According to the BBC’s Today programme this week Nike has agreed to pay a million dollars to workers in unpaid overtime going back two years.
The only problem with this, is that it is not true or accurate.
That didn’t stop the UK’s Daily Telegraph reporting the same.
The real story is that a supplier factory in Indonesia has settled a dispute with workers on wages to the tune of the sum reported.
Many of the media headlines show the outlets concerned aren’t able, or willing, to differentiate between the company and one of its suppliers.
It looks to me like an inaccurate wire service story has been circulated and used by media outlets without fact checking. Or editors decided to sex up the story. (Wire services don’t purport, unlike the traditional media, to report the truth, only what they have been told)
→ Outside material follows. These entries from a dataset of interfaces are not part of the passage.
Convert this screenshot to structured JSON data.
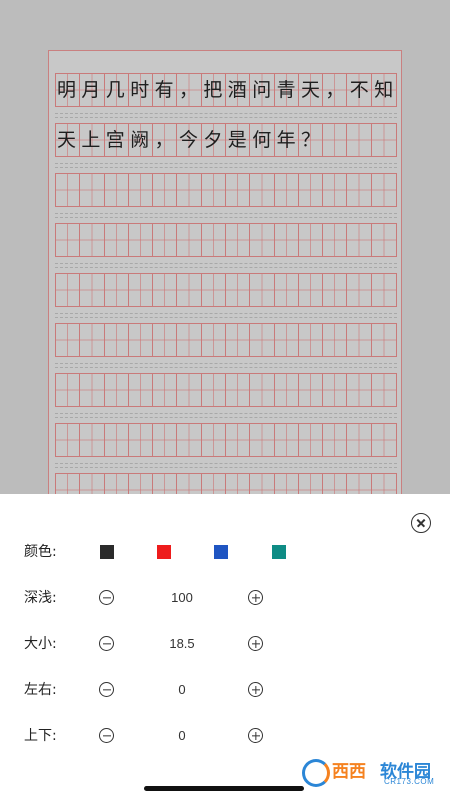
{
  "paper": {
    "lines": [
      "明月几时有，把酒问青天，不知",
      "天上宫阙，今夕是何年？"
    ],
    "text_color": "#1e1e1e",
    "grid_color": "#c97a7a"
  },
  "settings": {
    "color": {
      "label": "颜色:",
      "swatches": [
        {
          "name": "black",
          "hex": "#2b2b2b"
        },
        {
          "name": "red",
          "hex": "#ee1c1c"
        },
        {
          "name": "blue",
          "hex": "#1f55c2"
        },
        {
          "name": "teal",
          "hex": "#0e8c85"
        }
      ]
    },
    "depth": {
      "label": "深浅:",
      "value": "100"
    },
    "size": {
      "label": "大小:",
      "value": "18.5"
    },
    "horizontal": {
      "label": "左右:",
      "value": "0"
    },
    "vertical": {
      "label": "上下:",
      "value": "0"
    }
  },
  "watermark": {
    "brand_cn": "西西",
    "brand_tail": "软件园",
    "domain": "CR173.COM"
  },
  "icons": {
    "close": "close-circle-icon",
    "minus": "minus-circle-icon",
    "plus": "plus-circle-icon"
  }
}
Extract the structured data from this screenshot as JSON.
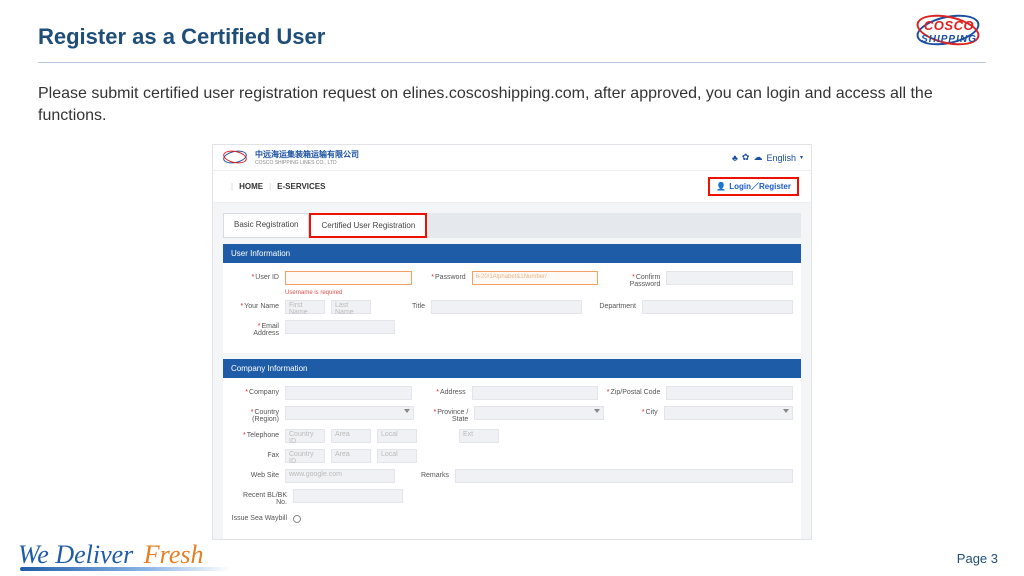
{
  "header": {
    "title": "Register as a Certified User",
    "logo": {
      "line1": "COSCO",
      "line2": "SHIPPING"
    }
  },
  "intro_text": "Please submit certified user registration request on elines.coscoshipping.com,  after approved, you can login and access all the functions.",
  "inner": {
    "top": {
      "company_cn": "中远海运集装箱运输有限公司",
      "company_en": "COSCO SHIPPING LINES CO., LTD",
      "lang_label": "English"
    },
    "nav": {
      "home": "HOME",
      "eservices": "E-SERVICES",
      "login": "Login／Register"
    },
    "tabs": {
      "basic": "Basic Registration",
      "certified": "Certified User Registration"
    },
    "sections": {
      "user_info": "User Information",
      "company_info": "Company Information"
    },
    "labels": {
      "user_id": "User ID",
      "password": "Password",
      "password_hint": "6-20/1Alphabet&1Number/",
      "confirm_pw": "Confirm Password",
      "username_err": "Username is required",
      "your_name": "Your Name",
      "first_name": "First Name",
      "last_name": "Last Name",
      "title": "Title",
      "department": "Department",
      "email": "Email Address",
      "company": "Company",
      "address": "Address",
      "zip": "Zip/Postal Code",
      "country": "Country (Region)",
      "province": "Province / State",
      "city": "City",
      "telephone": "Telephone",
      "country_id": "Country ID",
      "area": "Area",
      "local": "Local",
      "ext": "Ext",
      "fax": "Fax",
      "website": "Web Site",
      "website_hint": "www.google.com",
      "remarks": "Remarks",
      "recent_bl": "Recent BL/BK No.",
      "issue_swb": "Issue Sea Waybill"
    }
  },
  "footer": {
    "tagline_w1": "We",
    "tagline_w2": "Deliver",
    "tagline_w3": "Fresh",
    "page_label": "Page 3"
  }
}
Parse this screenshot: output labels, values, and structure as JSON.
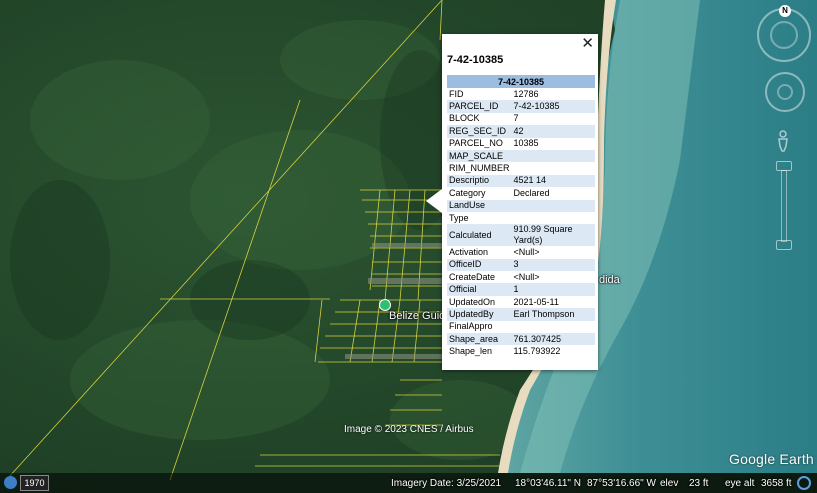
{
  "popup": {
    "title": "7-42-10385",
    "header": "7-42-10385",
    "close_icon": "close-icon",
    "rows": [
      {
        "key": "FID",
        "value": "12786"
      },
      {
        "key": "PARCEL_ID",
        "value": "7-42-10385"
      },
      {
        "key": "BLOCK",
        "value": "7"
      },
      {
        "key": "REG_SEC_ID",
        "value": "42"
      },
      {
        "key": "PARCEL_NO",
        "value": "10385"
      },
      {
        "key": "MAP_SCALE",
        "value": ""
      },
      {
        "key": "RIM_NUMBER",
        "value": ""
      },
      {
        "key": "Descriptio",
        "value": "4521 14"
      },
      {
        "key": "Category",
        "value": "Declared"
      },
      {
        "key": "LandUse",
        "value": ""
      },
      {
        "key": "Type",
        "value": ""
      },
      {
        "key": "Calculated",
        "value": "910.99 Square Yard(s)"
      },
      {
        "key": "Activation",
        "value": "<Null>"
      },
      {
        "key": "OfficeID",
        "value": "3"
      },
      {
        "key": "CreateDate",
        "value": "<Null>"
      },
      {
        "key": "Official",
        "value": "1"
      },
      {
        "key": "UpdatedOn",
        "value": "2021-05-11"
      },
      {
        "key": "UpdatedBy",
        "value": "Earl Thompson"
      },
      {
        "key": "FinalAppro",
        "value": ""
      },
      {
        "key": "Shape_area",
        "value": "761.307425"
      },
      {
        "key": "Shape_len",
        "value": "115.793922"
      }
    ]
  },
  "map": {
    "place_label": "Belize Guid",
    "place_label_2": "dida",
    "copyright": "Image © 2023 CNES / Airbus",
    "logo": "Google Earth",
    "compass_letter": "N"
  },
  "status": {
    "year": "1970",
    "imagery_date": "Imagery Date: 3/25/2021",
    "lat": "18°03'46.11\" N",
    "lon": "87°53'16.66\" W",
    "elev_label": "elev",
    "elev_value": "23 ft",
    "eye_label": "eye alt",
    "eye_value": "3658 ft"
  },
  "colors": {
    "parcel_lines": "#e8e040",
    "popup_header": "#9cbde0",
    "popup_alt_row": "#dce8f4"
  }
}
So millions of people, in the UK and elsewhere, have now got a completely inaccurate picture of Nike’s business practices.
At least the Guardian has has the decency to correct their story.
I imagine there are all sorts of anti-Nike comments on social media as a result.
My bet is that Nike has spent a long time encouraging the factory to sort out this unpaid wages problem. I’m sure also that Nike is not their only customer.
I’m not saying that Nike might not have done more to persuade the factory to settle this matter earlier, or not underpay workers at all, but that’s very different from owning it and being responsible for the problem.
What does this unfair and inaccurate reporting have to teach us?
Firstly that 15 years of ever more responsible business practices doesn’t help you in a case like this. Your brand is too big a hook for media editors desperate for readers and listeners.
Secondly, and more importantly, that your suppliers are often acting in your name, or will be seen to be in the media, and therefore by customers.
Understanding how major suppliers work is going to be vital in securing your good name in the coming years.
Audits and questionnaires won’t cut it. Engagement in the business case for better working practices in supplier operations is the only way. Nike leads the way here, but gets little credit.
Meanwhile I imagine Nike’s media team is having a busy day.
Genuine supplier engagement on better business practices is where sustainable brands will need to focus in going beyond the current compliance agenda.